XAML for instance is very powerful, it’s extremely flexible and, I would say, very purist. You have your models, viewmodels, views, components, templates, behaviors, your Visual tree and all sorts of scopes. You have great frameworks for building UIs (Caliburn.Micro), with great features out-of-box. When I took it for a spin I decided to make an invoicing app in Silverlight (which I still actually use). The pickup of all these concepts really took a while and it was, I must admit, at times daunting and hard to grasp. But at the end I was very happy with what I learned about XAML because it seemed to solve all of these “architectural impurities” I had with the WinForms enterprise app that was built like that only because it was the most reliable and predictable tech at the time (that was cca 5 years ago). XAML was something of an engineers dream, a well thought-out tool for building great UIs, with all the bells and whistles out-of-box, fantastic binding capabilities, thought-out best practices and patterns, static language. And it was pretty complex, and sometimes slow.
Don’t get me wrong, most of the stuff worked great, but there were some stuff (like running a big grid over 24” screen and stuttering while scrolling) that you as a developer notice, especially if you’re building an app on Winforms on the side which regularly chews that sort of grids like it was nothing. It gets you worried a bit, but you could always use a few tricks like recycling visual tree or something like that. Admittedly, you can get XAML extremely optimized (ie. Latest Visual studio)
I always wanted something similar to XAML concept on the web. And wouldn’t you know it, Knockout.js came to be, then bunch of other frameworks, and finally Angular. Angular looked very good – scopes, directives, converters, 2-way binding. All great!
Angular felt right at home, lots of familiar concepts. But also bad performance, visual trees, scopes,, special syntax for binding, hacking for performance gains and just like that, I was feeling like coding in XAML, only slightly worse:). After a short while I started thinking that it would be great to have something that was just a bit simpler, easier to follow and less of a hog, something more like my Winforms stuff. Enter React.

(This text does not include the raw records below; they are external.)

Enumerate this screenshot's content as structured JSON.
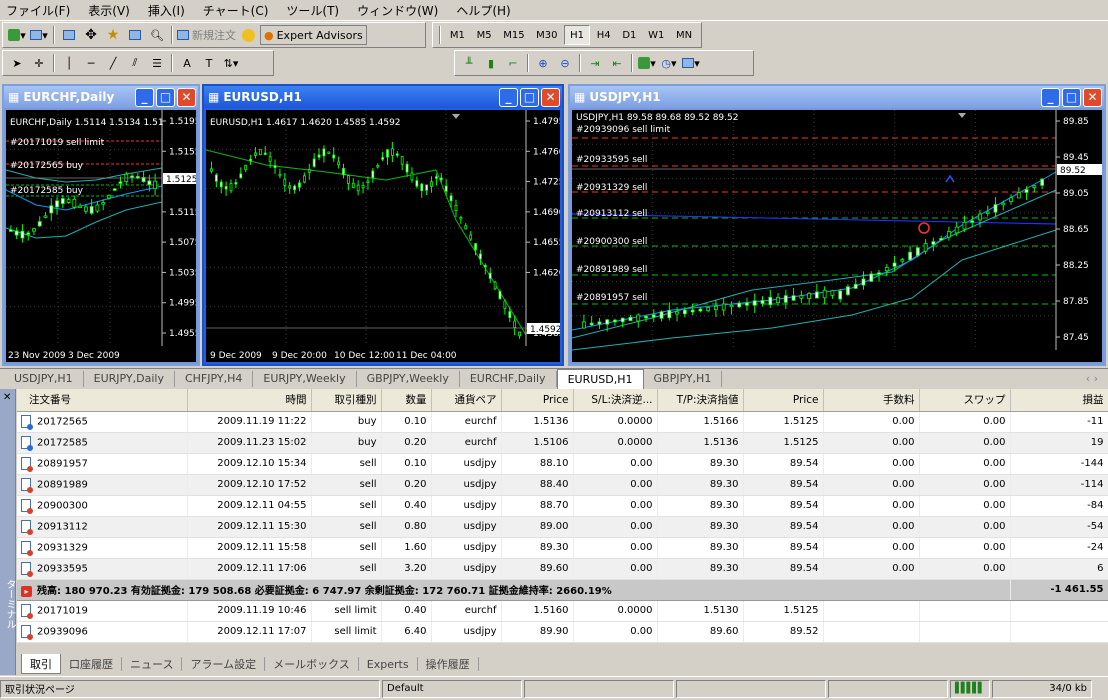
{
  "menu": [
    "ファイル(F)",
    "表示(V)",
    "挿入(I)",
    "チャート(C)",
    "ツール(T)",
    "ウィンドウ(W)",
    "ヘルプ(H)"
  ],
  "toolbar": {
    "new_order": "新規注文",
    "expert_advisors": "Expert Advisors",
    "timeframes": [
      "M1",
      "M5",
      "M15",
      "M30",
      "H1",
      "H4",
      "D1",
      "W1",
      "MN"
    ],
    "active_timeframe": "H1"
  },
  "colors": {
    "bull": "#00ff00",
    "bear": "#ffffff",
    "sell_line": "#ff3030",
    "buy_line": "#00c000",
    "ma": "#00a0ff",
    "band": "#20b0b0"
  },
  "windows": [
    {
      "title": "EURCHF,Daily",
      "info": "EURCHF,Daily  1.5114 1.5134 1.51",
      "orders": [
        "#20171019 sell limit",
        "#20172565 buy",
        "#20172585 buy"
      ],
      "prices": [
        "1.5195",
        "1.5155",
        "1.5125",
        "1.5115",
        "1.5075",
        "1.5035",
        "1.4995",
        "1.4955"
      ],
      "bid": "1.5125",
      "dates": [
        "23 Nov 2009",
        "3 Dec 2009"
      ]
    },
    {
      "title": "EURUSD,H1",
      "info": "EURUSD,H1  1.4617 1.4620 1.4585 1.4592",
      "prices": [
        "1.4795",
        "1.4760",
        "1.4725",
        "1.4690",
        "1.4655",
        "1.4620",
        "1.4592",
        "1.4585"
      ],
      "bid": "1.4592",
      "dates": [
        "9 Dec 2009",
        "9 Dec 20:00",
        "10 Dec 12:00",
        "11 Dec 04:00"
      ]
    },
    {
      "title": "USDJPY,H1",
      "info": "USDJPY,H1  89.58 89.68 89.52 89.52",
      "orders": [
        "#20939096 sell limit",
        "#20933595 sell",
        "#20931329 sell",
        "#20913112 sell",
        "#20900300 sell",
        "#20891989 sell",
        "#20891957 sell"
      ],
      "prices": [
        "89.85",
        "89.45",
        "89.05",
        "88.65",
        "88.25",
        "87.85",
        "87.45"
      ],
      "bid": "89.52"
    }
  ],
  "chart_tabs": [
    "USDJPY,H1",
    "EURJPY,Daily",
    "CHFJPY,H4",
    "EURJPY,Weekly",
    "GBPJPY,Weekly",
    "EURCHF,Daily",
    "EURUSD,H1",
    "GBPJPY,H1"
  ],
  "active_chart_tab": "EURUSD,H1",
  "columns": [
    "注文番号",
    "時間",
    "取引種別",
    "数量",
    "通貨ペア",
    "Price",
    "S/L:決済逆...",
    "T/P:決済指値",
    "Price",
    "手数料",
    "スワップ",
    "損益"
  ],
  "orders": [
    {
      "id": "20172565",
      "time": "2009.11.19 11:22",
      "type": "buy",
      "lots": "0.10",
      "symbol": "eurchf",
      "price": "1.5136",
      "sl": "0.0000",
      "tp": "1.5166",
      "cur": "1.5125",
      "comm": "0.00",
      "swap": "0.00",
      "profit": "-11"
    },
    {
      "id": "20172585",
      "time": "2009.11.23 15:02",
      "type": "buy",
      "lots": "0.20",
      "symbol": "eurchf",
      "price": "1.5106",
      "sl": "0.0000",
      "tp": "1.5136",
      "cur": "1.5125",
      "comm": "0.00",
      "swap": "0.00",
      "profit": "19"
    },
    {
      "id": "20891957",
      "time": "2009.12.10 15:34",
      "type": "sell",
      "lots": "0.10",
      "symbol": "usdjpy",
      "price": "88.10",
      "sl": "0.00",
      "tp": "89.30",
      "cur": "89.54",
      "comm": "0.00",
      "swap": "0.00",
      "profit": "-144"
    },
    {
      "id": "20891989",
      "time": "2009.12.10 17:52",
      "type": "sell",
      "lots": "0.20",
      "symbol": "usdjpy",
      "price": "88.40",
      "sl": "0.00",
      "tp": "89.30",
      "cur": "89.54",
      "comm": "0.00",
      "swap": "0.00",
      "profit": "-114"
    },
    {
      "id": "20900300",
      "time": "2009.12.11 04:55",
      "type": "sell",
      "lots": "0.40",
      "symbol": "usdjpy",
      "price": "88.70",
      "sl": "0.00",
      "tp": "89.30",
      "cur": "89.54",
      "comm": "0.00",
      "swap": "0.00",
      "profit": "-84"
    },
    {
      "id": "20913112",
      "time": "2009.12.11 15:30",
      "type": "sell",
      "lots": "0.80",
      "symbol": "usdjpy",
      "price": "89.00",
      "sl": "0.00",
      "tp": "89.30",
      "cur": "89.54",
      "comm": "0.00",
      "swap": "0.00",
      "profit": "-54"
    },
    {
      "id": "20931329",
      "time": "2009.12.11 15:58",
      "type": "sell",
      "lots": "1.60",
      "symbol": "usdjpy",
      "price": "89.30",
      "sl": "0.00",
      "tp": "89.30",
      "cur": "89.54",
      "comm": "0.00",
      "swap": "0.00",
      "profit": "-24"
    },
    {
      "id": "20933595",
      "time": "2009.12.11 17:06",
      "type": "sell",
      "lots": "3.20",
      "symbol": "usdjpy",
      "price": "89.60",
      "sl": "0.00",
      "tp": "89.30",
      "cur": "89.54",
      "comm": "0.00",
      "swap": "0.00",
      "profit": "6"
    }
  ],
  "summary": {
    "text": "残高: 180 970.23  有効証拠金: 179 508.68  必要証拠金: 6 747.97  余剰証拠金: 172 760.71  証拠金維持率: 2660.19%",
    "total": "-1 461.55"
  },
  "pending": [
    {
      "id": "20171019",
      "time": "2009.11.19 10:46",
      "type": "sell limit",
      "lots": "0.40",
      "symbol": "eurchf",
      "price": "1.5160",
      "sl": "0.0000",
      "tp": "1.5130",
      "cur": "1.5125"
    },
    {
      "id": "20939096",
      "time": "2009.12.11 17:07",
      "type": "sell limit",
      "lots": "6.40",
      "symbol": "usdjpy",
      "price": "89.90",
      "sl": "0.00",
      "tp": "89.60",
      "cur": "89.52"
    }
  ],
  "terminal_label": "ターミナル",
  "terminal_tabs": [
    "取引",
    "口座履歴",
    "ニュース",
    "アラーム設定",
    "メールボックス",
    "Experts",
    "操作履歴"
  ],
  "status": {
    "left": "取引状況ページ",
    "profile": "Default",
    "traffic": "34/0 kb"
  }
}
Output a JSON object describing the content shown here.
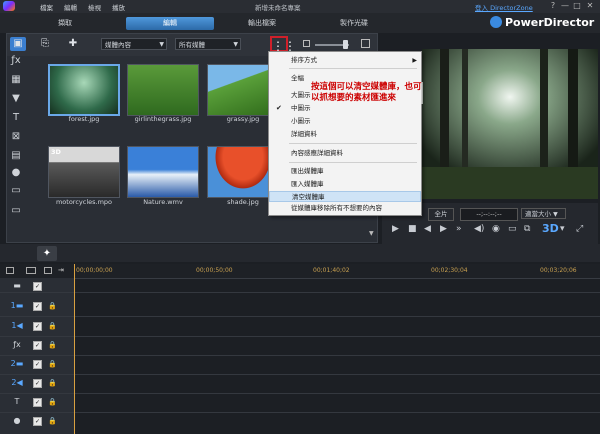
{
  "app": {
    "menus": [
      "檔案",
      "編輯",
      "檢視",
      "播放"
    ],
    "title": "新增未命名專案",
    "login": "登入 DirectorZone",
    "brand": "PowerDirector",
    "window_buttons": [
      "?",
      "—",
      "□",
      "✕"
    ]
  },
  "modes": [
    {
      "label": "擷取"
    },
    {
      "label": "編輯",
      "active": true
    },
    {
      "label": "輸出檔案"
    },
    {
      "label": "製作光碟"
    }
  ],
  "library": {
    "filter_content": "媒體內容",
    "filter_all": "所有媒體",
    "items": [
      {
        "label": "forest.jpg"
      },
      {
        "label": "girlinthegrass.jpg"
      },
      {
        "label": "grassy.jpg"
      },
      {
        "label": "motorcycles.mpo",
        "badge": "3D"
      },
      {
        "label": "Nature.wmv"
      },
      {
        "label": "shade.jpg"
      }
    ]
  },
  "context_menu": {
    "items": [
      {
        "label": "排序方式",
        "submenu": true
      },
      {
        "label": "全幅"
      },
      {
        "label": "大圖示"
      },
      {
        "label": "中圖示",
        "checked": true
      },
      {
        "label": "小圖示"
      },
      {
        "label": "詳細資料"
      },
      {
        "label": "內容感應詳細資料"
      },
      {
        "label": "匯出媒體庫"
      },
      {
        "label": "匯入媒體庫"
      },
      {
        "label": "清空媒體庫",
        "hover": true
      },
      {
        "label": "從媒體庫移除所有不想要的內容"
      }
    ]
  },
  "annotation": "按這個可以清空媒體庫，也可以抓想要的素材匯進來",
  "preview": {
    "full_label": "全片",
    "timecode": "--;--:--;--",
    "size_label": "適當大小",
    "mode_3d": "3D"
  },
  "timeline": {
    "ticks": [
      "00;00;00;00",
      "00;00;50;00",
      "00;01;40;02",
      "00;02;30;04",
      "00;03;20;06"
    ]
  },
  "colors": {
    "accent": "#3b7fd0",
    "highlight_box": "#d0202a",
    "annotation_text": "#cc0000",
    "menu_hover": "#cfe3f6"
  }
}
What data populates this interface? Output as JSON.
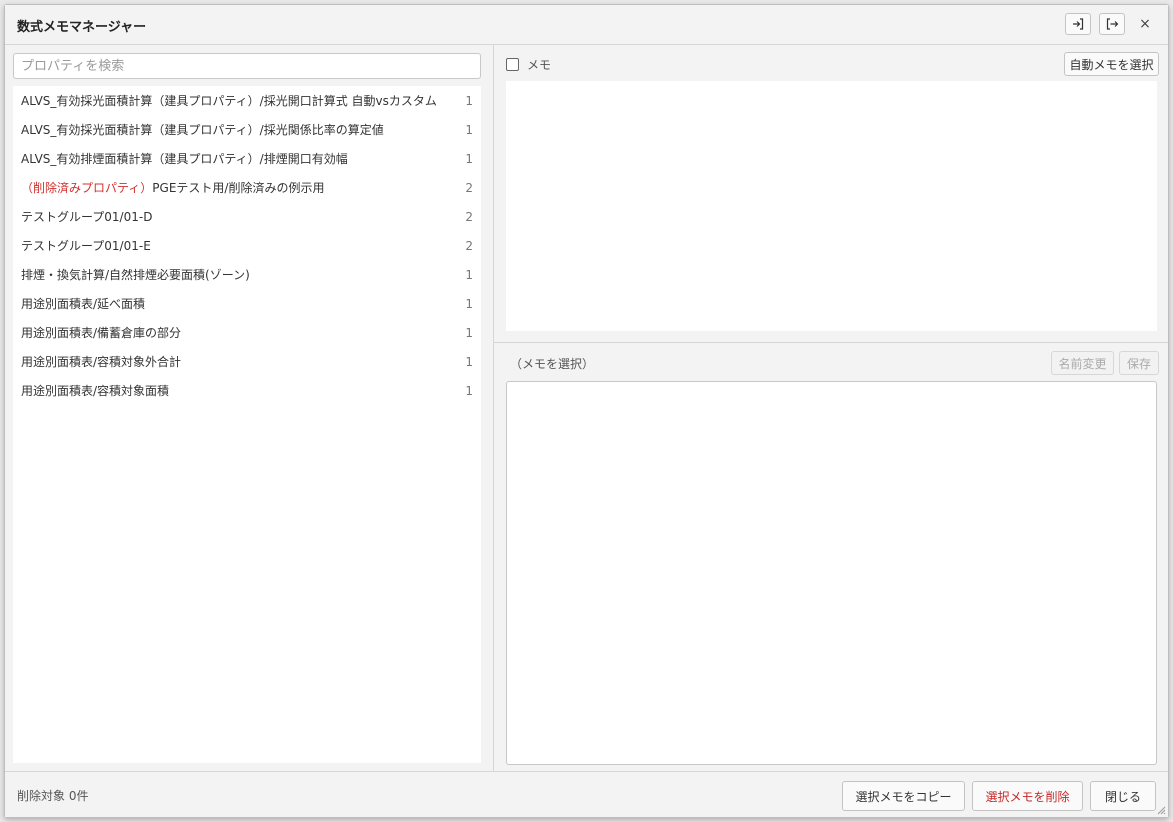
{
  "window": {
    "title": "数式メモマネージャー",
    "close_glyph": "×"
  },
  "search": {
    "placeholder": "プロパティを検索",
    "value": ""
  },
  "properties": [
    {
      "prefix": "",
      "label": "ALVS_有効採光面積計算（建具プロパティ）/採光開口計算式 自動vsカスタム",
      "count": "1"
    },
    {
      "prefix": "",
      "label": "ALVS_有効採光面積計算（建具プロパティ）/採光関係比率の算定値",
      "count": "1"
    },
    {
      "prefix": "",
      "label": "ALVS_有効排煙面積計算（建具プロパティ）/排煙開口有効幅",
      "count": "1"
    },
    {
      "prefix": "（削除済みプロパティ）",
      "label": "PGEテスト用/削除済みの例示用",
      "count": "2"
    },
    {
      "prefix": "",
      "label": "テストグループ01/01-D",
      "count": "2"
    },
    {
      "prefix": "",
      "label": "テストグループ01/01-E",
      "count": "2"
    },
    {
      "prefix": "",
      "label": "排煙・換気計算/自然排煙必要面積(ゾーン)",
      "count": "1"
    },
    {
      "prefix": "",
      "label": "用途別面積表/延べ面積",
      "count": "1"
    },
    {
      "prefix": "",
      "label": "用途別面積表/備蓄倉庫の部分",
      "count": "1"
    },
    {
      "prefix": "",
      "label": "用途別面積表/容積対象外合計",
      "count": "1"
    },
    {
      "prefix": "",
      "label": "用途別面積表/容積対象面積",
      "count": "1"
    }
  ],
  "memo": {
    "checkbox_label": "メモ",
    "auto_select_button": "自動メモを選択",
    "selected_label": "（メモを選択）",
    "rename_button": "名前変更",
    "save_button": "保存",
    "editor_value": ""
  },
  "footer": {
    "status": "削除対象 0件",
    "copy_button": "選択メモをコピー",
    "delete_button": "選択メモを削除",
    "close_button": "閉じる"
  },
  "colors": {
    "deleted_text": "#d0312d",
    "danger_button_text": "#c62828"
  }
}
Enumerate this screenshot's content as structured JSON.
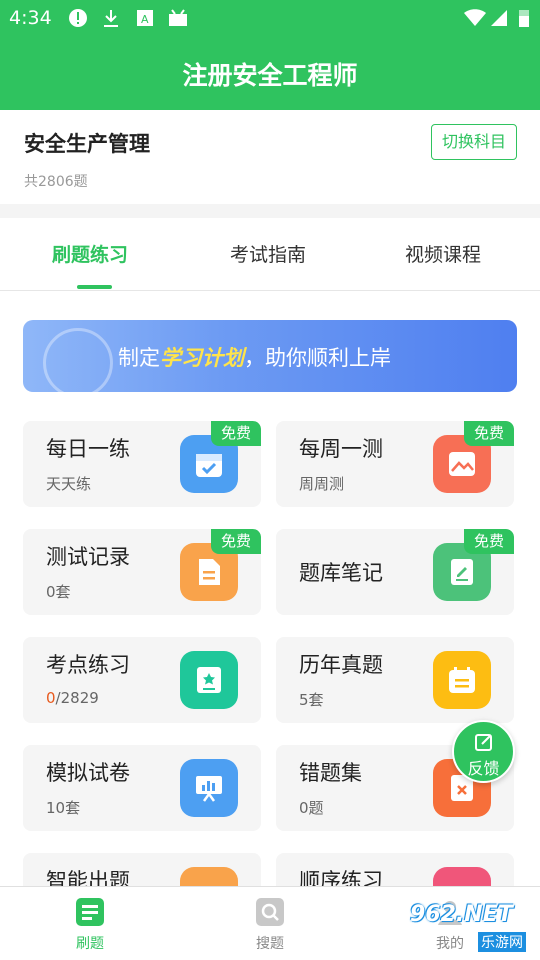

So I’d say it’s a full circle: React to Angular is pretty much like WinForms to XAML: performant, code-first approach (instead of templates), componentized, easy to debug. Sure, there’s always a tradeoff and that is something I wanted to explore.
In the series of posts I will go through my experience of building a sample app in React, the tools and libraries I used for development, and the suggested workflow.
And if you want to have a look at the app yourself check out the following link: